WHAT IS REQUIRED:
Report every line of the data where the string "DuoTe" appears.
——————————
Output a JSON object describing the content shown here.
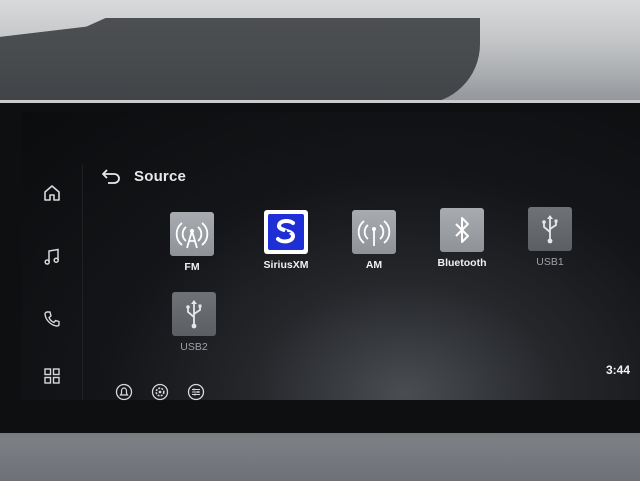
{
  "header": {
    "title": "Source"
  },
  "sidebar": {
    "items": [
      {
        "icon": "home-icon"
      },
      {
        "icon": "music-note-icon"
      },
      {
        "icon": "phone-icon"
      },
      {
        "icon": "grid-apps-icon"
      }
    ]
  },
  "sources": [
    {
      "label": "FM",
      "icon": "radio-antenna-icon",
      "enabled": true
    },
    {
      "label": "SiriusXM",
      "icon": "siriusxm-logo-icon",
      "enabled": true
    },
    {
      "label": "AM",
      "icon": "radio-antenna-icon",
      "enabled": true
    },
    {
      "label": "Bluetooth",
      "icon": "bluetooth-icon",
      "enabled": true
    },
    {
      "label": "USB1",
      "icon": "usb-icon",
      "enabled": false
    },
    {
      "label": "USB2",
      "icon": "usb-icon",
      "enabled": false
    }
  ],
  "toolbar": {
    "buttons": [
      {
        "icon": "alert-bell-icon"
      },
      {
        "icon": "settings-gear-icon"
      },
      {
        "icon": "equalizer-icon"
      }
    ]
  },
  "status": {
    "time": "3:44"
  },
  "colors": {
    "sirius_blue": "#1f2fd6",
    "screen_bg": "#0b0c0e"
  }
}
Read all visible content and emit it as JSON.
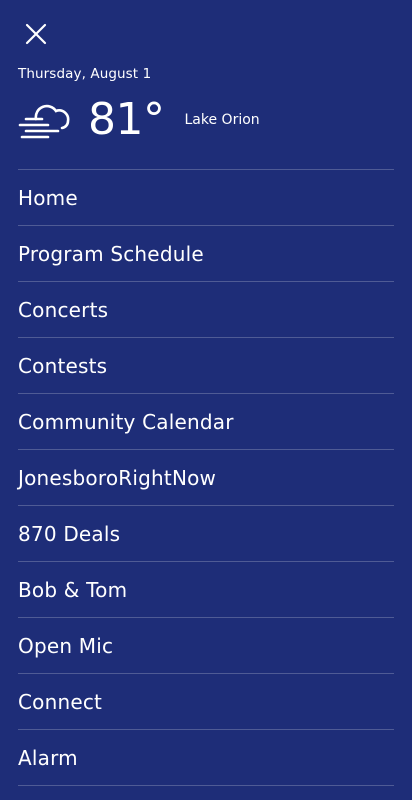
{
  "header": {
    "close_icon": "close-icon"
  },
  "weather": {
    "date": "Thursday, August 1",
    "icon": "fog-cloud-icon",
    "temperature": "81°",
    "location": "Lake Orion"
  },
  "menu": {
    "items": [
      {
        "label": "Home"
      },
      {
        "label": "Program Schedule"
      },
      {
        "label": "Concerts"
      },
      {
        "label": "Contests"
      },
      {
        "label": "Community Calendar"
      },
      {
        "label": "JonesboroRightNow"
      },
      {
        "label": "870 Deals"
      },
      {
        "label": "Bob & Tom"
      },
      {
        "label": "Open Mic"
      },
      {
        "label": "Connect"
      },
      {
        "label": "Alarm"
      }
    ]
  },
  "colors": {
    "background": "#1e2d78",
    "text": "#ffffff"
  }
}
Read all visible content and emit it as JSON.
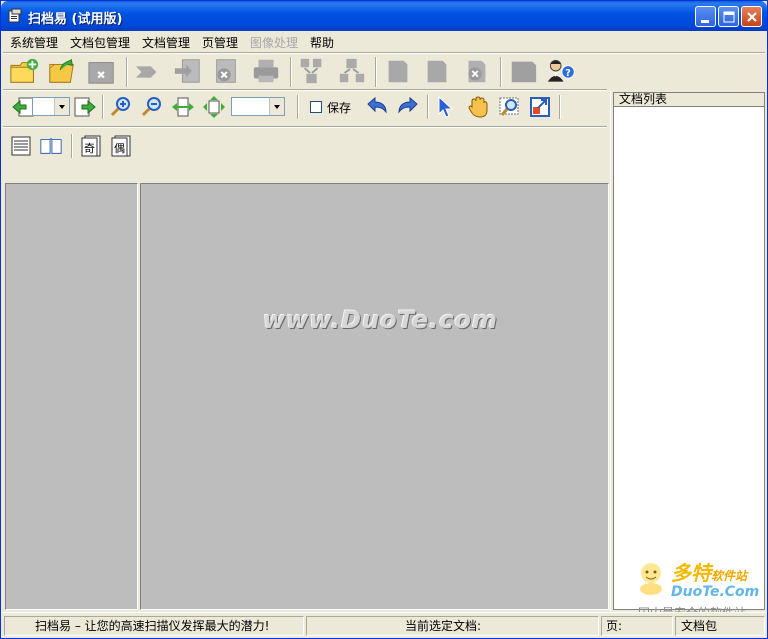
{
  "window": {
    "title": "扫档易 (试用版)"
  },
  "menu": {
    "items": [
      "系统管理",
      "文档包管理",
      "文档管理",
      "页管理",
      "图像处理",
      "帮助"
    ]
  },
  "toolbar2": {
    "save_label": "保存"
  },
  "toolbar3": {
    "odd_label": "奇",
    "even_label": "偶"
  },
  "main": {
    "watermark": "www.DuoTe.com"
  },
  "doc_list": {
    "header": "文档列表"
  },
  "logo": {
    "big": "多特",
    "big_suffix": "软件站",
    "small": "DuoTe.Com",
    "sub": "国内最安全的软件站"
  },
  "status": {
    "slogan": "扫档易 – 让您的高速扫描仪发挥最大的潜力!",
    "current_doc_label": "当前选定文档:",
    "page_label": "页:",
    "package_label": "文档包"
  },
  "colors": {
    "titlebar": "#0054e3",
    "panel_bg": "#bdbdbd",
    "window_bg": "#ece9d8",
    "accent_blue": "#2b5fd9"
  }
}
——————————
ANSWER TO THE PROBLEM:
    "watermark": "www.DuoTe.com"
    "small": "DuoTe.Com",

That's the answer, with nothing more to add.